Since then, we’ve seen a different side of her: a matured, passionate Taylor Swift who isn’t afraid to be herself in order to be liked. Instead, she’s jeopardizing herself – and her reputation. One example is her decision to criticize Ticketmaster for failing to meet demand last week, leaving thousands of fans without access to tickets. Another radical move is her decision to re-record her old albums – to breathe new life into classic songs – as part of a plot to reclaim control over her Masters. Many millennials who used to ‘hate’ the singer found themselves returning to the songs they grew up with. Last November, for example, The All Too Well: The Short Film became an iconic cultural moment when nostalgia transported us back to our younger selves from a mature perspective, as Swift does in the song.

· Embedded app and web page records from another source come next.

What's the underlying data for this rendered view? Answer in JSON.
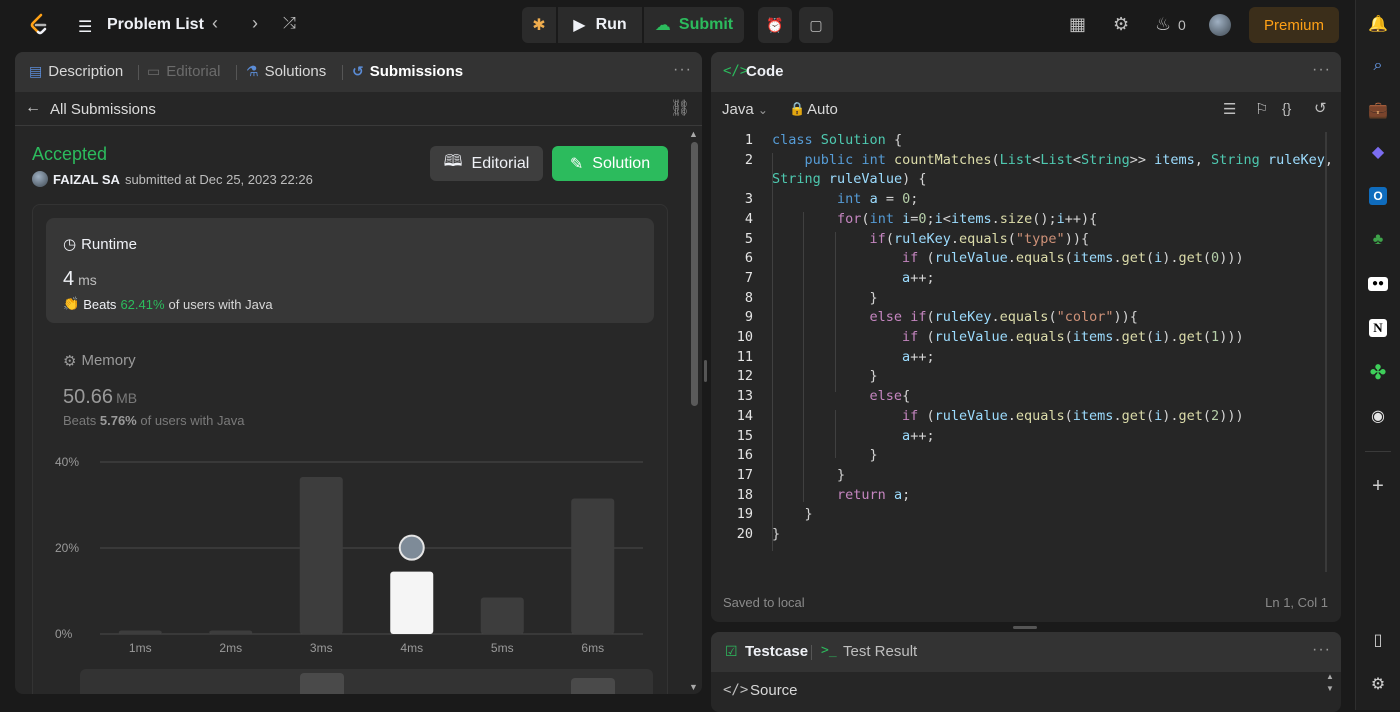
{
  "topbar": {
    "title": "Problem List",
    "run_label": "Run",
    "submit_label": "Submit",
    "streak_count": "0",
    "premium_label": "Premium"
  },
  "left_tabs": [
    {
      "label": "Description"
    },
    {
      "label": "Editorial"
    },
    {
      "label": "Solutions"
    },
    {
      "label": "Submissions"
    }
  ],
  "submission": {
    "back_label": "All Submissions",
    "status": "Accepted",
    "user": "FAIZAL SA",
    "submitted_text": "submitted at Dec 25, 2023 22:26",
    "editorial_button": "Editorial",
    "solution_button": "Solution"
  },
  "runtime": {
    "title": "Runtime",
    "value": "4",
    "unit": "ms",
    "beats_label": "Beats",
    "beats_pct": "62.41%",
    "beats_suffix": "of users with Java"
  },
  "memory": {
    "title": "Memory",
    "value": "50.66",
    "unit": "MB",
    "beats_label": "Beats",
    "beats_pct": "5.76%",
    "beats_suffix": "of users with Java"
  },
  "chart_data": {
    "type": "bar",
    "categories": [
      "1ms",
      "2ms",
      "3ms",
      "4ms",
      "5ms",
      "6ms"
    ],
    "values": [
      0.8,
      0.8,
      36.5,
      14.5,
      8.5,
      31.5
    ],
    "highlight_index": 3,
    "y_ticks": [
      "0%",
      "20%",
      "40%"
    ],
    "ylim": [
      0,
      40
    ],
    "grid": true,
    "colors": {
      "bar": "#3d3d3d",
      "highlight": "#f5f5f5"
    }
  },
  "code_panel": {
    "title": "Code",
    "language": "Java",
    "mode": "Auto",
    "saved_text": "Saved to local",
    "cursor_pos": "Ln 1, Col 1",
    "lines": [
      {
        "n": "1",
        "html": "<span class=\"kw\">class</span> <span class=\"cls\">Solution</span> {"
      },
      {
        "n": "2",
        "html": "    <span class=\"kw\">public</span> <span class=\"kw\">int</span> <span class=\"fn\">countMatches</span>(<span class=\"cls\">List</span>&lt;<span class=\"cls\">List</span>&lt;<span class=\"cls\">String</span>&gt;&gt; <span class=\"var\">items</span>, <span class=\"cls\">String</span> <span class=\"var\">ruleKey</span>,"
      },
      {
        "n": "",
        "html": "<span class=\"cls\">String</span> <span class=\"var\">ruleValue</span>) {"
      },
      {
        "n": "3",
        "html": "        <span class=\"kw\">int</span> <span class=\"var\">a</span> = <span class=\"num\">0</span>;"
      },
      {
        "n": "4",
        "html": "        <span class=\"ctl\">for</span>(<span class=\"kw\">int</span> <span class=\"var\">i</span>=<span class=\"num\">0</span>;<span class=\"var\">i</span>&lt;<span class=\"var\">items</span>.<span class=\"fn\">size</span>();<span class=\"var\">i</span>++){"
      },
      {
        "n": "5",
        "html": "            <span class=\"ctl\">if</span>(<span class=\"var\">ruleKey</span>.<span class=\"fn\">equals</span>(<span class=\"str\">\"type\"</span>)){"
      },
      {
        "n": "6",
        "html": "                <span class=\"ctl\">if</span> (<span class=\"var\">ruleValue</span>.<span class=\"fn\">equals</span>(<span class=\"var\">items</span>.<span class=\"fn\">get</span>(<span class=\"var\">i</span>).<span class=\"fn\">get</span>(<span class=\"num\">0</span>)))"
      },
      {
        "n": "7",
        "html": "                <span class=\"var\">a</span>++;"
      },
      {
        "n": "8",
        "html": "            }"
      },
      {
        "n": "9",
        "html": "            <span class=\"ctl\">else</span> <span class=\"ctl\">if</span>(<span class=\"var\">ruleKey</span>.<span class=\"fn\">equals</span>(<span class=\"str\">\"color\"</span>)){"
      },
      {
        "n": "10",
        "html": "                <span class=\"ctl\">if</span> (<span class=\"var\">ruleValue</span>.<span class=\"fn\">equals</span>(<span class=\"var\">items</span>.<span class=\"fn\">get</span>(<span class=\"var\">i</span>).<span class=\"fn\">get</span>(<span class=\"num\">1</span>)))"
      },
      {
        "n": "11",
        "html": "                <span class=\"var\">a</span>++;"
      },
      {
        "n": "12",
        "html": "            }"
      },
      {
        "n": "13",
        "html": "            <span class=\"ctl\">else</span>{"
      },
      {
        "n": "14",
        "html": "                <span class=\"ctl\">if</span> (<span class=\"var\">ruleValue</span>.<span class=\"fn\">equals</span>(<span class=\"var\">items</span>.<span class=\"fn\">get</span>(<span class=\"var\">i</span>).<span class=\"fn\">get</span>(<span class=\"num\">2</span>)))"
      },
      {
        "n": "15",
        "html": "                <span class=\"var\">a</span>++;"
      },
      {
        "n": "16",
        "html": "            }"
      },
      {
        "n": "17",
        "html": "        }"
      },
      {
        "n": "18",
        "html": "        <span class=\"ctl\">return</span> <span class=\"var\">a</span>;"
      },
      {
        "n": "19",
        "html": "    }"
      },
      {
        "n": "20",
        "html": "}"
      }
    ]
  },
  "testcase_panel": {
    "tab_testcase": "Testcase",
    "tab_result": "Test Result",
    "source_label": "Source"
  },
  "sidebar_icons": [
    "bell-icon",
    "search-icon",
    "briefcase-icon",
    "copilot-icon",
    "outlook-icon",
    "tree-icon",
    "medium-icon",
    "notion-icon",
    "clover-icon",
    "github-icon",
    "add-icon",
    "panel-icon",
    "settings-icon"
  ]
}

‘No woman, not even Taylor Swift, can be America’s sweetheart forever,’ one writer wrote in an ELLE article (‘The Depressingly Predictable Downfall of Taylor Swift’). We put A-List beauty queens like Swift on a pedestal, expect perfection from them, and then turn against them as soon as they show any sign of flawed humanity. Perhaps it is our nascent understanding of feminism that mocked Swift in the 2010s – and now, in 2022, celebrates the pop-perfection of Midnights (this self-recriminating viral earworm is all over TikTok: ‘it’s me, hi, I’m the problem, it’s me’).

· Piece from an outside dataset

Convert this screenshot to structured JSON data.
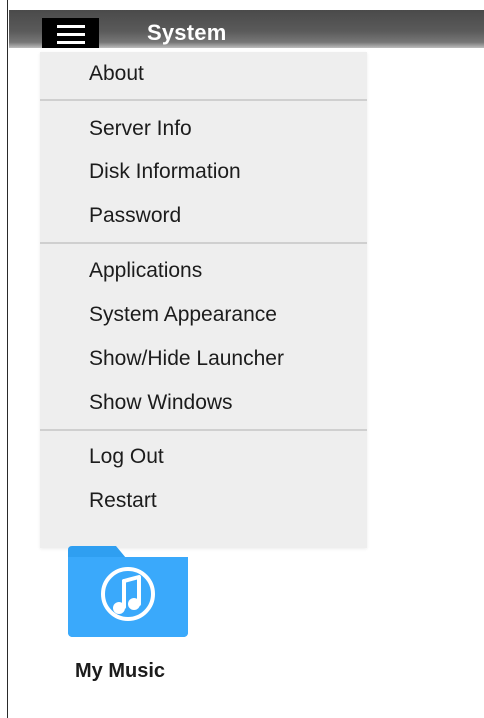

Misogyny also fuels the concept of the “basic.” As usual, teenage girls’ tastes are mocked simply because they are teenage girls. But do you know what’s different? Our interpretation of everything.

It was not ‘cool’ to be a feminist in 2012. Liking things that other girls liked – cranberry ᴠodka, candles, mimosa-fueled brunches, Taylor Swift – was inherently ‘uncool,’ because being a young woman who was unafraid of her tastes was not acceptable.

However, in 2022, we will have a new understanding. Many people disliked Taylor Swift because of her internalised misogyny. And as a society, we have much less time for it.

Ugg boots (we didn’t see this coming), crocks (they’re so comfy), scented candles (especially winter-spiced ones), Starbucks iced lattes (thank you, Emma Chamberlain), pastel-hued cocktails, and, of course, Taylor Swift.